If a line in the listing contains "this", copy it out whole.
• • •
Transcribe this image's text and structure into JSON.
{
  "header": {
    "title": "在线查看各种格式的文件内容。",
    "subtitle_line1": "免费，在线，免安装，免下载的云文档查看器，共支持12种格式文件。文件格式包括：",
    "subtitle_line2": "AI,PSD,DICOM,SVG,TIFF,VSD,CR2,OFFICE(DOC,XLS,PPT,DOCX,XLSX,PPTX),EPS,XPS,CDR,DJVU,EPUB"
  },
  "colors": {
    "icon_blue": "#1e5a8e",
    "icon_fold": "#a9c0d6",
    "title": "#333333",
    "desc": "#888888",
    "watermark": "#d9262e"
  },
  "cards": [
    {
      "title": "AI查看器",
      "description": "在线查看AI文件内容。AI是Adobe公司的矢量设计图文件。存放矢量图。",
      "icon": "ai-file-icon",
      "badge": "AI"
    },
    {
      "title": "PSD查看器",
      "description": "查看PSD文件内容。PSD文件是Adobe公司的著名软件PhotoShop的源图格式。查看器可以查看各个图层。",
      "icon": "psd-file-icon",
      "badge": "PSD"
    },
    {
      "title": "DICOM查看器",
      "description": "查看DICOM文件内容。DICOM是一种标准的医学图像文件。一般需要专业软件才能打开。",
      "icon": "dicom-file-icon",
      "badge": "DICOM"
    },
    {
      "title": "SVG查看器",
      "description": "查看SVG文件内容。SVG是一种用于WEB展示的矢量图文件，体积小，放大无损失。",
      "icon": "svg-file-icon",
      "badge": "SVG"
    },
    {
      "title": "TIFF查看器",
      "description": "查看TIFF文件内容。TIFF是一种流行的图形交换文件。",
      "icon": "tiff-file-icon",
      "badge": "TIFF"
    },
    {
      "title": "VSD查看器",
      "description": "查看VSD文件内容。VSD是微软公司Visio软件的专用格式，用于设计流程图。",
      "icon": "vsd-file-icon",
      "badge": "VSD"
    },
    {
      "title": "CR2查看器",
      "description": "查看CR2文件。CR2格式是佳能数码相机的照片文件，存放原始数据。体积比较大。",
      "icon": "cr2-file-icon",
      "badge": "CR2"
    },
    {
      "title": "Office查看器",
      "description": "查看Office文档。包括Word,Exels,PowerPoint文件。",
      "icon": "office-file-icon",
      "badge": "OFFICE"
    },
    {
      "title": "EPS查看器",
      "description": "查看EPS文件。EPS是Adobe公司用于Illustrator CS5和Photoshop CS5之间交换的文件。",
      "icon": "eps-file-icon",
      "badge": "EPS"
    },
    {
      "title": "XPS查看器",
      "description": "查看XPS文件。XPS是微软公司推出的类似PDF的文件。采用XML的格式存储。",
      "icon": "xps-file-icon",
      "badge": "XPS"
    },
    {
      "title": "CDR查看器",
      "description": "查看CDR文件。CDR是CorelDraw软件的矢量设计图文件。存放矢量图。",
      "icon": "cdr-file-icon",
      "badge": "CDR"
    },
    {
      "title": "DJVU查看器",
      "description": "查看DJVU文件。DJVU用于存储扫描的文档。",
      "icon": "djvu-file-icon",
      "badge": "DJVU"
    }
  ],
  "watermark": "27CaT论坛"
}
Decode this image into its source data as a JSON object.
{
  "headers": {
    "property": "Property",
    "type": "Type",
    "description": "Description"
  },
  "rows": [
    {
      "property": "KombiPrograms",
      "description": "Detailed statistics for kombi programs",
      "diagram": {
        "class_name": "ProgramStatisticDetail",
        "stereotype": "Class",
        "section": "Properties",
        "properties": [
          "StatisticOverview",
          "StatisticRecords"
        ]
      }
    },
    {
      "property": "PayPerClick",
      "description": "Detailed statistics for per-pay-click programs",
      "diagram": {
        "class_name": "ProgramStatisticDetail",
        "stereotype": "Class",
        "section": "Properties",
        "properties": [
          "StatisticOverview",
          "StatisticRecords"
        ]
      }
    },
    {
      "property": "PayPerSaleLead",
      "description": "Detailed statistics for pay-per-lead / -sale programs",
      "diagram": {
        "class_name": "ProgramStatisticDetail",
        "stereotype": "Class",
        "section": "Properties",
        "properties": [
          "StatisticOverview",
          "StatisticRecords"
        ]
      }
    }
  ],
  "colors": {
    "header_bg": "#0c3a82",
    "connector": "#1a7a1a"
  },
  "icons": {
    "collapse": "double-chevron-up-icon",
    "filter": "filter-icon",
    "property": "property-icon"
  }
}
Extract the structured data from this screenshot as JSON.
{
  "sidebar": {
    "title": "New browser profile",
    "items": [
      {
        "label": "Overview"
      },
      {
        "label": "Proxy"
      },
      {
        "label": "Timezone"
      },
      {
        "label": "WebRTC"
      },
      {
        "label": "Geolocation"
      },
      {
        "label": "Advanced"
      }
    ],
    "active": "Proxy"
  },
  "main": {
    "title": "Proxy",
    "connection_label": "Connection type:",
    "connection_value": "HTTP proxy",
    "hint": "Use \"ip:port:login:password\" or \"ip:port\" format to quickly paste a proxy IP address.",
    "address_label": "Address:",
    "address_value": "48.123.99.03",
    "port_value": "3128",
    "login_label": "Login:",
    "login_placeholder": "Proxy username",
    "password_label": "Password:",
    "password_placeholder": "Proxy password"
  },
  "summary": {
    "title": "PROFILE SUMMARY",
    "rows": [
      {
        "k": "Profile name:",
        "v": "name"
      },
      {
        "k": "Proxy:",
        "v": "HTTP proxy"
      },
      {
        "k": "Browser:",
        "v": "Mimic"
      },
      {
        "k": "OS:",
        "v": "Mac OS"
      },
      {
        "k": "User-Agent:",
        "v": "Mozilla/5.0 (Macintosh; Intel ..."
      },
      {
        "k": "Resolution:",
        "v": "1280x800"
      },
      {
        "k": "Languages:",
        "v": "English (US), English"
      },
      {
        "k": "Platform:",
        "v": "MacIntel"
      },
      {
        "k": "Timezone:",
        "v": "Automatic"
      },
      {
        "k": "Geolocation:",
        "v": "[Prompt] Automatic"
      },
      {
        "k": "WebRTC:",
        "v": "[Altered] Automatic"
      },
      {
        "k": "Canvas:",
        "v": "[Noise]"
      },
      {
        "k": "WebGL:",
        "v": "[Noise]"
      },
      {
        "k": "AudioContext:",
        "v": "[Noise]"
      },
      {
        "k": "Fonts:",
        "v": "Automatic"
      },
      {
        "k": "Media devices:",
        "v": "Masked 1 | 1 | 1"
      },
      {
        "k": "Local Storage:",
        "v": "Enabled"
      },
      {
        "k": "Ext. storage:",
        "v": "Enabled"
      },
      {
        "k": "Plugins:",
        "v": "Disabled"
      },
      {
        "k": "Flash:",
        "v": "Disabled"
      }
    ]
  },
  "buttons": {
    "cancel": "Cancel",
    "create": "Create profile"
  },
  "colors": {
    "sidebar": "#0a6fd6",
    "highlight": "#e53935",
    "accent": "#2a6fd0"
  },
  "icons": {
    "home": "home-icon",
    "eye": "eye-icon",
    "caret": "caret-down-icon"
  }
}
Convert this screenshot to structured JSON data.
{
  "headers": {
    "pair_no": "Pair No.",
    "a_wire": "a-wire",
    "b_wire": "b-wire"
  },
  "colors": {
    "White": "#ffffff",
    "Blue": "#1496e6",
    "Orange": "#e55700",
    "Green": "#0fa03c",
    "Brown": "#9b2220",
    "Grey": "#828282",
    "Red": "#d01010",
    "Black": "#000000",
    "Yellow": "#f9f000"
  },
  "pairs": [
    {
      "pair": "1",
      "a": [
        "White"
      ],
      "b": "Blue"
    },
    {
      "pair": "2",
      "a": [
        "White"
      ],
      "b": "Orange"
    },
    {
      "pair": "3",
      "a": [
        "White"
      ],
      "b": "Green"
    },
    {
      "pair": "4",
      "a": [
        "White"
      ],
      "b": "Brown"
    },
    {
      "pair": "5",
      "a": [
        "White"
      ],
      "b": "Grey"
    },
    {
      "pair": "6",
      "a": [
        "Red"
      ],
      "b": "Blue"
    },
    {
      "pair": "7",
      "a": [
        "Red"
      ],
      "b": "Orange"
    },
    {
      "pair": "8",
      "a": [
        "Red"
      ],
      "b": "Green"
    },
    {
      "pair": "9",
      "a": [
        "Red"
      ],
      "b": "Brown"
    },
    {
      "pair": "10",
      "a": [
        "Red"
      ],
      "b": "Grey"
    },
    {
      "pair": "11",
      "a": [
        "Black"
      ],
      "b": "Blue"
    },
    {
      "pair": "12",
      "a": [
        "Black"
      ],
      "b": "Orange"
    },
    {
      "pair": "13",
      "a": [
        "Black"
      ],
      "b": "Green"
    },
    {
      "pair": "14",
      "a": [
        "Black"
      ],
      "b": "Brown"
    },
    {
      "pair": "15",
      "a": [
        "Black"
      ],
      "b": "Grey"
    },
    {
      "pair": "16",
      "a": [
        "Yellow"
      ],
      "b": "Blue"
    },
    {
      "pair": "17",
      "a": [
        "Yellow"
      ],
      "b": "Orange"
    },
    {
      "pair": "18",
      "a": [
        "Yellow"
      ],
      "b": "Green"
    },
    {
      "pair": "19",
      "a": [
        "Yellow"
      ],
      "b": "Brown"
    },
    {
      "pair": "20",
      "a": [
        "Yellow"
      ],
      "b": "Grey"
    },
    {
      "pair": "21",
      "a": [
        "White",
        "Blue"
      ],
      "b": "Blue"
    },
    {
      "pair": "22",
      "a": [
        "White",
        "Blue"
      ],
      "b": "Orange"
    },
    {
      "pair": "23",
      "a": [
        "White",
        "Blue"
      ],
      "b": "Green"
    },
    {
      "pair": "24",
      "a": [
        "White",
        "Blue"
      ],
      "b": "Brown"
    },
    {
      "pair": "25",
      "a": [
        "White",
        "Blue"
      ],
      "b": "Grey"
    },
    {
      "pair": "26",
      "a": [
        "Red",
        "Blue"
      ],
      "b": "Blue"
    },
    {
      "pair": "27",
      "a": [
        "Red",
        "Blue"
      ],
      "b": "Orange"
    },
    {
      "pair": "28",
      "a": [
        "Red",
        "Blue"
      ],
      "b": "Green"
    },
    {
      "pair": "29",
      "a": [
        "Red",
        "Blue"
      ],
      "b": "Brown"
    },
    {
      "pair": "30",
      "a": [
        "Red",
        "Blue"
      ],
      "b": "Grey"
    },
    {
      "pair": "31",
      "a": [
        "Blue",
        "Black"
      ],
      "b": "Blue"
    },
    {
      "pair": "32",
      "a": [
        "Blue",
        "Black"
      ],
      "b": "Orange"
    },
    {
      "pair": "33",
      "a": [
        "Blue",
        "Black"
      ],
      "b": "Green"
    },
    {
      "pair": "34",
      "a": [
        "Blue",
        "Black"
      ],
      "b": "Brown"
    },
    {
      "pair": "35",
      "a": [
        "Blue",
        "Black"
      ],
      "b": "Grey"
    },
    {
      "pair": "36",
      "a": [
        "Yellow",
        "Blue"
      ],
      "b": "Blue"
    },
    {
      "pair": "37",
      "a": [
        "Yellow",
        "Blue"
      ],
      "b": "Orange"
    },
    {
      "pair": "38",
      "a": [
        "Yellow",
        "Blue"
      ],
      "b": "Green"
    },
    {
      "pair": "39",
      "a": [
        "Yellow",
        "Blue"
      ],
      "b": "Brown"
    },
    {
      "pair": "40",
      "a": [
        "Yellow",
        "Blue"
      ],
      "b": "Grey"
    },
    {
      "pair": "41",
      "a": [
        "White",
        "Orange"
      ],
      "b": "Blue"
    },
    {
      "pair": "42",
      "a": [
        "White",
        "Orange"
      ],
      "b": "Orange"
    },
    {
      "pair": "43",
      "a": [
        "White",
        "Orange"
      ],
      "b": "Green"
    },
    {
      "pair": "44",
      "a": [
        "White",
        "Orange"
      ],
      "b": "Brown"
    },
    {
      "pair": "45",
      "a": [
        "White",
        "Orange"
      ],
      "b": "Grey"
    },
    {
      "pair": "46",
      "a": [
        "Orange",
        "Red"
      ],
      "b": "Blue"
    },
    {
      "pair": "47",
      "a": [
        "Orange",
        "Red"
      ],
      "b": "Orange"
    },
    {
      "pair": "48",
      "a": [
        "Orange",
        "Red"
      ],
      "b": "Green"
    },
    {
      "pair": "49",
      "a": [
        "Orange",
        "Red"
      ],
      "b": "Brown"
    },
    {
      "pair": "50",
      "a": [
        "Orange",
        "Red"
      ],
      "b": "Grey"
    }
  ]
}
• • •
TASK OUTPUT:
Transcribe this image's text and structure into JSON.
Decode this image into its source data as a JSON object.
Extract the structured data from this screenshot as JSON.
Convert this screenshot to structured JSON data.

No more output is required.